Those engaged in a common cause are bound together by an esprit de corps, a sense of pride and honour at being part of something far greater than ourselves. Shakespeare evoked this spirit quite brilliantly in Henry V’s speech before the battle of Agincourt. You know the words: We few, we happy few, we band of brothers; For he today that sheds his blood with me shall be my brother; be he ne’er so vile. In our day, Steven Speilberg and Tom Hanks’ 2001 mini-series Band of Brothers eloquently testified to the bond that united the men of Easy Company, 101st US Airborne division, as they fought their way across Europe from D-Day to VE-Day. The Christian soldiers’ esprit de corps is also forged by a shared spiritual experience: once you had not received mercy, but now you have received mercy. What binds each Christian with every other Christian, whoever they are, whatever church they belong to, is that we all have been touched by God in His mercy, when He could legitimately have lifted up the rod of His anger against them. All Christian may confidently affirm Paul’s great assertion: I am what I am by the grace of God.

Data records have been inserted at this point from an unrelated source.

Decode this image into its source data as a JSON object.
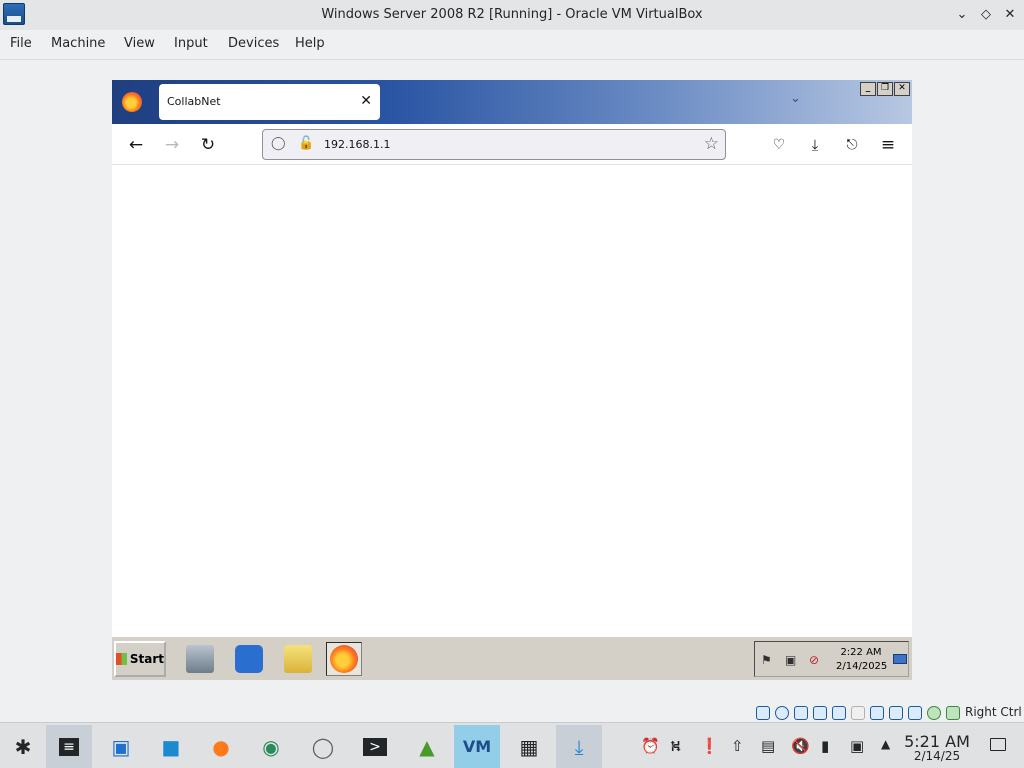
{
  "vbox": {
    "title": "Windows Server 2008 R2 [Running] - Oracle VM VirtualBox",
    "menu": [
      "File",
      "Machine",
      "View",
      "Input",
      "Devices",
      "Help"
    ],
    "host_key_label": "Right Ctrl",
    "status_icons": [
      "hard-disk-icon",
      "optical-drive-icon",
      "audio-icon",
      "network-icon",
      "usb-icon",
      "shared-folders-icon",
      "display-icon",
      "recording-icon",
      "cpu-icon",
      "mouse-integration-icon",
      "keyboard-icon"
    ]
  },
  "firefox": {
    "tab_title": "CollabNet",
    "url": "192.168.1.1",
    "page_content": ""
  },
  "guest_taskbar": {
    "start_label": "Start",
    "quick_launch": [
      "server-manager-icon",
      "powershell-icon",
      "windows-explorer-icon",
      "firefox-icon"
    ],
    "active_item": "firefox-icon",
    "time": "2:22 AM",
    "date": "2/14/2025"
  },
  "host_panel": {
    "tasks": [
      "application-launcher-icon",
      "system-settings-icon",
      "remote-desktop-icon",
      "file-manager-icon",
      "firefox-icon",
      "globe-icon",
      "shield-icon",
      "terminal-icon",
      "update-icon",
      "virtualbox-icon",
      "package-manager-icon",
      "download-icon"
    ],
    "active_task": "virtualbox-icon",
    "time": "5:21 AM",
    "date": "2/14/25"
  },
  "colors": {
    "vbox_bg": "#eff0f1",
    "ff_tab_gradient_start": "#1f3f80",
    "ff_tab_gradient_end": "#b8c8e2",
    "win_classic_gray": "#d4d0c8",
    "kde_active_task": "#93cee9"
  }
}
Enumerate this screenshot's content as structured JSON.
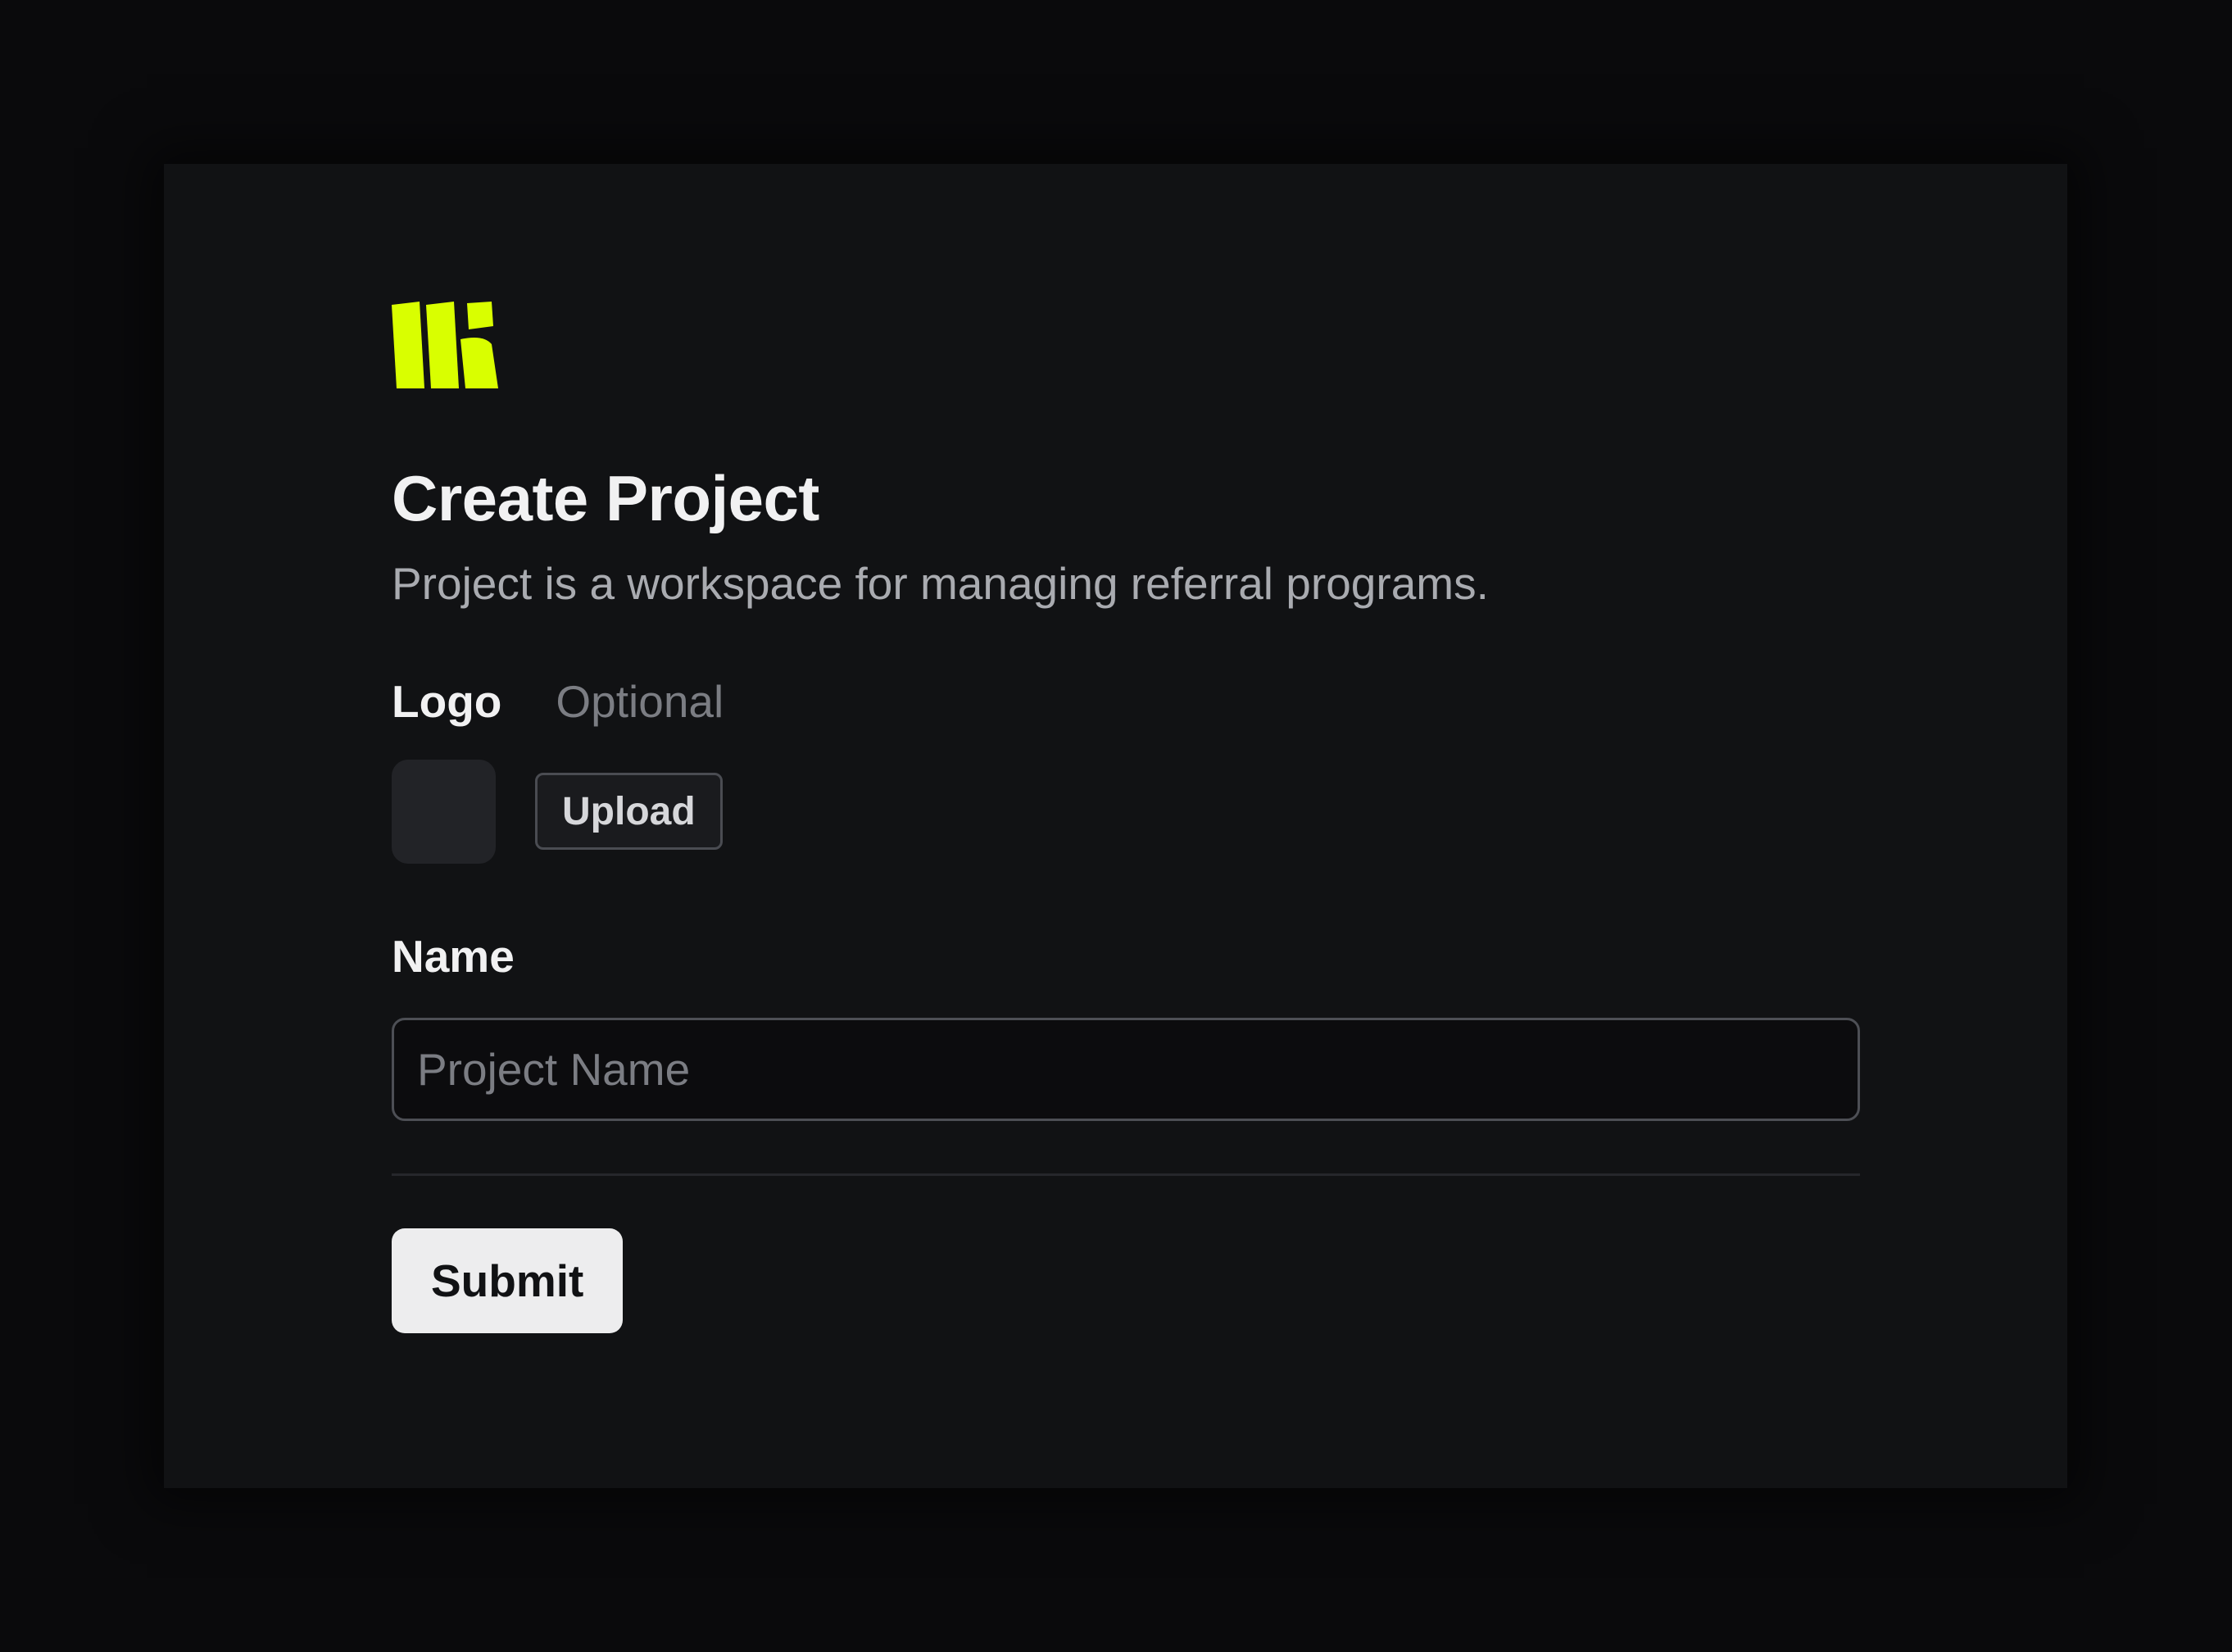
{
  "colors": {
    "background": "#0a0a0c",
    "card": "#111214",
    "brand_accent": "#d9ff00",
    "text_primary": "#f1f1f2",
    "text_secondary": "#a9abb0",
    "text_muted": "#7b7d83",
    "submit_bg": "#ededee"
  },
  "brand": {
    "icon": "brand-logo-icon"
  },
  "header": {
    "title": "Create Project",
    "subtitle": "Project is a workspace for managing referral programs."
  },
  "logo_field": {
    "label": "Logo",
    "optional_label": "Optional",
    "upload_label": "Upload"
  },
  "name_field": {
    "label": "Name",
    "placeholder": "Project Name",
    "value": ""
  },
  "actions": {
    "submit_label": "Submit"
  }
}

Peter’s words remind us that the spirit in which we live and in which we conduct our ministry must be appropriate to those who have received mercy. Although, metaphorically, we are Christian soldiers, our ministry is not to be destructive, harsh, narrow, critical, faultfinding, condemnatory or judgemental. Nor must our conduct be pompous or pretentious, arrogant or self-assured. Rather we are to be like God Himself, who is rich in mercy. Katherine Hankey caught it well when in her hymn Tell Me The Old, Old Story she wrote: Tell me the story softly, with earnest tones and grave; Remember I’m the sinner whom Jesus came to save. If we remember that simple truth as we formulate our policies, develop our strategies and debate our differences this week, we will impart to our work and ministry an authentic Christ-likeness. When we learn to minister like Jesus, with a light touch, rather than a heavy hand, we will find a ready hearing among our wounded, troubled, burdened and distressed contemporaries. They will hear us gladly when we speak in living echoes of Christ’s tone. He invited men and women, weary and weighed down with worries and burdens, to come to Him and find rest for their souls. And they did come, with mixed motives and inadequate understanding, with concerns we might think, as the disciples sometimes thought, quite inappropriate; yet Jesus received them all.
He assured them: whoever comes to me I will never cast out.

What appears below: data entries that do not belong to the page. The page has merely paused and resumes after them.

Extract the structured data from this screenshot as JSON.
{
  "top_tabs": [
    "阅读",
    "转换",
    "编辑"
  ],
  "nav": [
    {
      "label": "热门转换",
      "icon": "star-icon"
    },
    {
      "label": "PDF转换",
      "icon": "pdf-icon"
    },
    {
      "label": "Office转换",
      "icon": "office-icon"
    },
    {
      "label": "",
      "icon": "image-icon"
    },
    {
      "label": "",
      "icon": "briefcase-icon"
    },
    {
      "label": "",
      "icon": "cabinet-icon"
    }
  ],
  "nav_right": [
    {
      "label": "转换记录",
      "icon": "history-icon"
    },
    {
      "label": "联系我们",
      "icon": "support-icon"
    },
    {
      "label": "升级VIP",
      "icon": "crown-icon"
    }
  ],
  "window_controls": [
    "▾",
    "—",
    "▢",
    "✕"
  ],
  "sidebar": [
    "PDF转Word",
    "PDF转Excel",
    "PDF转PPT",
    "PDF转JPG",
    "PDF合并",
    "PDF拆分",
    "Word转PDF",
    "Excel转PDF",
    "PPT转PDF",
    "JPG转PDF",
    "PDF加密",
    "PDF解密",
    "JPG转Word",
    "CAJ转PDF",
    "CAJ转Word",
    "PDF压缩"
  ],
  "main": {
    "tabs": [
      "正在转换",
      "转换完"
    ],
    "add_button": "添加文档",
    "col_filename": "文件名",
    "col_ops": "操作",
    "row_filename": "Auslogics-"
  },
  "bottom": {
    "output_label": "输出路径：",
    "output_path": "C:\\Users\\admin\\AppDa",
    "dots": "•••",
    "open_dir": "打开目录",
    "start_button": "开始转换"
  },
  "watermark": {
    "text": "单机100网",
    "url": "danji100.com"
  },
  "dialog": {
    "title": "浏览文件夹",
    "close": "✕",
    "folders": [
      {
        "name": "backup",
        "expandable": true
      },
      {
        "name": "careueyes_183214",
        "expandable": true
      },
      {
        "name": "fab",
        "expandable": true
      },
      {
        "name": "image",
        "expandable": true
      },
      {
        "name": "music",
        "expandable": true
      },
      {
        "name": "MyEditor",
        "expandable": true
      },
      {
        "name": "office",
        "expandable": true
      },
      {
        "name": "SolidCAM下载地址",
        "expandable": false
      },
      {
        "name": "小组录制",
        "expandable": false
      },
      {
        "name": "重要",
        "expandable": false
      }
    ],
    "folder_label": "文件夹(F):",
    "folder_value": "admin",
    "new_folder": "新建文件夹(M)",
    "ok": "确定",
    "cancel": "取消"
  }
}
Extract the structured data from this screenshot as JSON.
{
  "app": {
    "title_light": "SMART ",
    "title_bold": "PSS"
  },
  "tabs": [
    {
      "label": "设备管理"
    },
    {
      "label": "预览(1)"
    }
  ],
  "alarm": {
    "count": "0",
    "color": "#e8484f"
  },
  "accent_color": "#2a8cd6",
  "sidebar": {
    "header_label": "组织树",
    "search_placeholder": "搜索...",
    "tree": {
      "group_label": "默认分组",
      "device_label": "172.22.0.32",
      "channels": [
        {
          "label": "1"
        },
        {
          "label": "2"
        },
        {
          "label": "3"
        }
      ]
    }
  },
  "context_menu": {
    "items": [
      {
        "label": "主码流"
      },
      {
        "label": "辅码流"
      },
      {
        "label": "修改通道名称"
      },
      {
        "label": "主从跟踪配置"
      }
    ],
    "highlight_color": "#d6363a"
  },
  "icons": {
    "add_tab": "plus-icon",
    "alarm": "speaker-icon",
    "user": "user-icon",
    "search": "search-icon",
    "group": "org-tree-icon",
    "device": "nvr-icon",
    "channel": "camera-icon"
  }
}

Such powerful tenderness breathes the very spirit of that heavenly kingdom, whose King can’t be seen and whose armies can’t be counted, but whose success is assured as soul by soul and silently her shining bounds increase, And her ways are ways of gentleness, and all her paths are peace. May we connect with this kingdom of peace this week and throughout our coming days and years.

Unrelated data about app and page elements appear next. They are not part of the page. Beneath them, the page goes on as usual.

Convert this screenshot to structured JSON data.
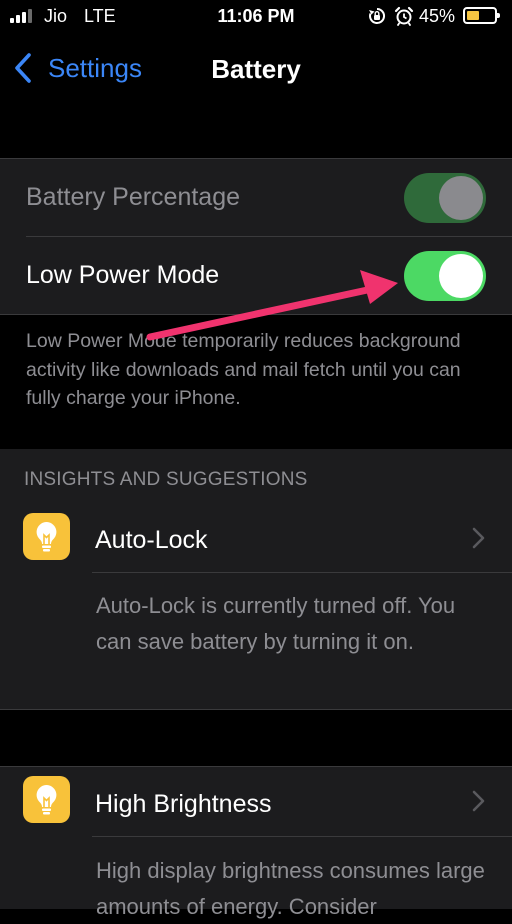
{
  "status_bar": {
    "carrier": "Jio",
    "network": "LTE",
    "time": "11:06 PM",
    "battery_percent": "45%",
    "battery_level": 0.45,
    "signal_bars": 3,
    "signal_bars_total": 4,
    "icons": [
      "orientation-lock-icon",
      "alarm-icon",
      "battery-icon"
    ]
  },
  "nav": {
    "back_label": "Settings",
    "title": "Battery"
  },
  "settings": {
    "battery_percentage": {
      "label": "Battery Percentage",
      "on": true,
      "enabled": false
    },
    "low_power_mode": {
      "label": "Low Power Mode",
      "on": true
    },
    "footer": "Low Power Mode temporarily reduces background activity like downloads and mail fetch until you can fully charge your iPhone."
  },
  "insights": {
    "header": "INSIGHTS AND SUGGESTIONS",
    "cards": [
      {
        "title": "Auto-Lock",
        "icon": "lightbulb-icon",
        "description": "Auto-Lock is currently turned off. You can save battery by turning it on."
      },
      {
        "title": "High Brightness",
        "icon": "lightbulb-icon",
        "description": "High display brightness consumes large amounts of energy. Consider"
      }
    ]
  },
  "colors": {
    "accent": "#3b86f7",
    "toggle_on": "#4cd964",
    "toggle_disabled": "#2f6a3a",
    "annotation_arrow": "#f0336e",
    "icon_bg": "#f8c23a"
  }
}
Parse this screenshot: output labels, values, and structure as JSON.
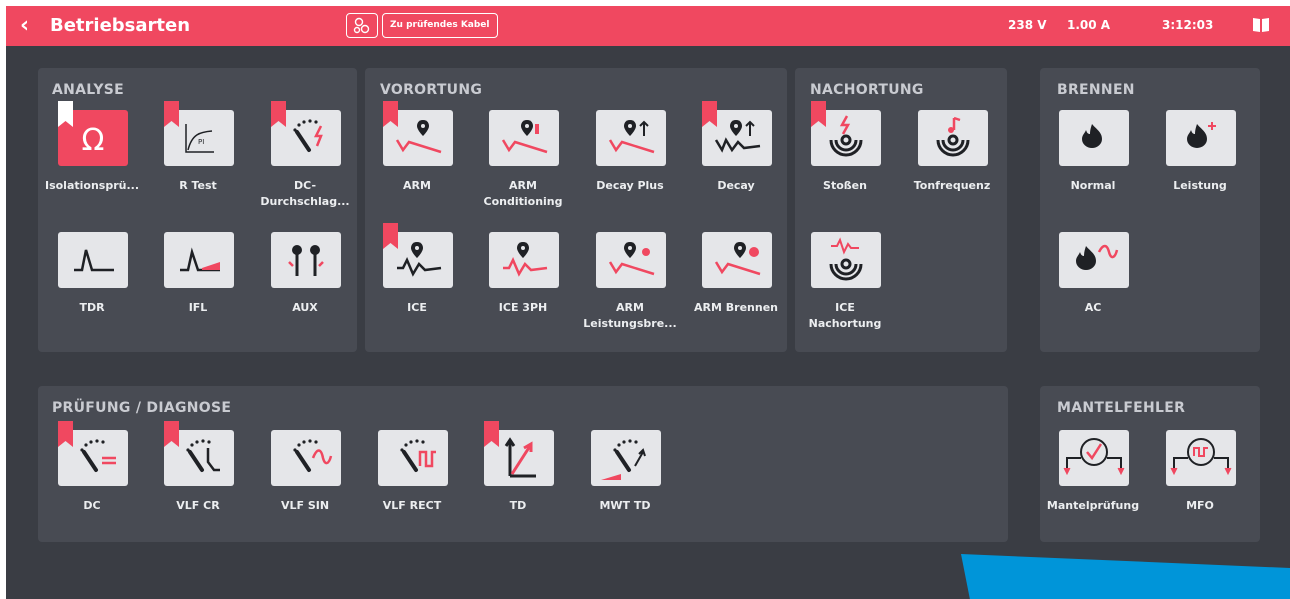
{
  "header": {
    "back_icon": "chevron-left-icon",
    "title": "Betriebsarten",
    "cable_icon": "cable-icon",
    "cable_label": "Zu prüfendes Kabel",
    "voltage": "238 V",
    "current": "1.00 A",
    "time": "3:12:03",
    "book_icon": "book-icon"
  },
  "colors": {
    "accent": "#f04860",
    "background": "#3a3d44",
    "panel": "#484b53",
    "tile": "#e5e6e9",
    "blue_corner": "#0095d9"
  },
  "sections": {
    "analyse": {
      "title": "ANALYSE",
      "tiles": [
        {
          "label": "Isolationsprü...",
          "icon": "omega-icon",
          "flag": true,
          "active": true
        },
        {
          "label": "R Test",
          "icon": "pi-curve-icon",
          "flag": true
        },
        {
          "label": "DC-\nDurchschlag...",
          "icon": "gauge-lightning-icon",
          "flag": true
        },
        {
          "label": "TDR",
          "icon": "tdr-pulse-icon"
        },
        {
          "label": "IFL",
          "icon": "ifl-pulse-icon"
        },
        {
          "label": "AUX",
          "icon": "aux-connectors-icon"
        }
      ]
    },
    "vorortung": {
      "title": "VORORTUNG",
      "tiles": [
        {
          "label": "ARM",
          "icon": "arm-location-icon",
          "flag": true
        },
        {
          "label": "ARM\nConditioning",
          "icon": "arm-conditioning-icon"
        },
        {
          "label": "Decay Plus",
          "icon": "decay-plus-icon"
        },
        {
          "label": "Decay",
          "icon": "decay-icon",
          "flag": true
        },
        {
          "label": "ICE",
          "icon": "ice-icon",
          "flag": true
        },
        {
          "label": "ICE 3PH",
          "icon": "ice-3ph-icon"
        },
        {
          "label": "ARM\nLeistungsbre...",
          "icon": "arm-power-burn-icon"
        },
        {
          "label": "ARM Brennen",
          "icon": "arm-burn-icon"
        }
      ]
    },
    "nachortung": {
      "title": "NACHORTUNG",
      "tiles": [
        {
          "label": "Stoßen",
          "icon": "surge-target-icon",
          "flag": true
        },
        {
          "label": "Tonfrequenz",
          "icon": "audio-target-icon"
        },
        {
          "label": "ICE\nNachortung",
          "icon": "ice-target-icon"
        }
      ]
    },
    "brennen": {
      "title": "BRENNEN",
      "tiles": [
        {
          "label": "Normal",
          "icon": "flame-icon"
        },
        {
          "label": "Leistung",
          "icon": "flame-plus-icon"
        },
        {
          "label": "AC",
          "icon": "flame-wave-icon"
        }
      ]
    },
    "pruefung": {
      "title": "PRÜFUNG / DIAGNOSE",
      "tiles": [
        {
          "label": "DC",
          "icon": "gauge-dc-icon",
          "flag": true
        },
        {
          "label": "VLF CR",
          "icon": "gauge-vlf-cr-icon",
          "flag": true
        },
        {
          "label": "VLF SIN",
          "icon": "gauge-vlf-sin-icon"
        },
        {
          "label": "VLF RECT",
          "icon": "gauge-vlf-rect-icon"
        },
        {
          "label": "TD",
          "icon": "td-arrows-icon",
          "flag": true
        },
        {
          "label": "MWT TD",
          "icon": "gauge-mwt-td-icon"
        }
      ]
    },
    "mantelfehler": {
      "title": "MANTELFEHLER",
      "tiles": [
        {
          "label": "Mantelprüfung",
          "icon": "sheath-test-icon"
        },
        {
          "label": "MFO",
          "icon": "sheath-mfo-icon"
        }
      ]
    }
  }
}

Amen, and may God bless to us the preaching of His Word. Let us pray.